▶ _Goal of the exercise_: Make a tally of the lines in the records that include the string "location", and give only that number.

▶ _Available records_:

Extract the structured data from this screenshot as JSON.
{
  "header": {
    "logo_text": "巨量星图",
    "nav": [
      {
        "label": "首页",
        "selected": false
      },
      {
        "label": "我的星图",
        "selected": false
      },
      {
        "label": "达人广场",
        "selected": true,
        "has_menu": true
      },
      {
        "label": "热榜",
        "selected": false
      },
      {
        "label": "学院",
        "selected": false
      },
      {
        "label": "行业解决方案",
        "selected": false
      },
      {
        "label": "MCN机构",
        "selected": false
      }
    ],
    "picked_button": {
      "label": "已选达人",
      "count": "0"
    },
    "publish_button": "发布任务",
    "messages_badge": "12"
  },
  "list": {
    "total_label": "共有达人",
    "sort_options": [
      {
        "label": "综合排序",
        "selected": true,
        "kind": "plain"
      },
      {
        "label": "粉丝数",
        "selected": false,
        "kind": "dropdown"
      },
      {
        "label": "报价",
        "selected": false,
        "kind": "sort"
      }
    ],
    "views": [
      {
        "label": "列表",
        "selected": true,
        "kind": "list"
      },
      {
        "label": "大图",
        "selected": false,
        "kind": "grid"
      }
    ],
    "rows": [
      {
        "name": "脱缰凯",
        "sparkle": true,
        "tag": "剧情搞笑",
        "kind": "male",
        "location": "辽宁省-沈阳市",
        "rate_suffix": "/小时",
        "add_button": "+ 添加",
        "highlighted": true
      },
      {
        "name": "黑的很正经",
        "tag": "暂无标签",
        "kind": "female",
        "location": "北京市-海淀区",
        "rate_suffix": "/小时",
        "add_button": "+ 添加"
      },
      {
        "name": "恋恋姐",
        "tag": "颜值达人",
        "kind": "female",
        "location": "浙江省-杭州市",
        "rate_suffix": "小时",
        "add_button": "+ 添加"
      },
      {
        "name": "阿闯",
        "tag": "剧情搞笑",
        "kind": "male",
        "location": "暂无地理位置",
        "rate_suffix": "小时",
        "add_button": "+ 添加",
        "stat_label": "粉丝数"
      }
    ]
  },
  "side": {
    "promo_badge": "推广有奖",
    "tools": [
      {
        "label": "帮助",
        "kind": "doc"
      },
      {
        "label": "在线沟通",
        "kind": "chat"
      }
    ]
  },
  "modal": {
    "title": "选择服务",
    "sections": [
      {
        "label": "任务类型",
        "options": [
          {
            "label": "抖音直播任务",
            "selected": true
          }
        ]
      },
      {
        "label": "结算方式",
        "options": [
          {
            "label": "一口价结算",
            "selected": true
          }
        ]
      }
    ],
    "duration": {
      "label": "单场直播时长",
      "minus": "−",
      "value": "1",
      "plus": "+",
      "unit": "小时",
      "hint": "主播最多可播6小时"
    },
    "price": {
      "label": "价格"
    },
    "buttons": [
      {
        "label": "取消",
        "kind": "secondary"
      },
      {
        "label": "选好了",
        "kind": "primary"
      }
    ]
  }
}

▶ _Reply_: 4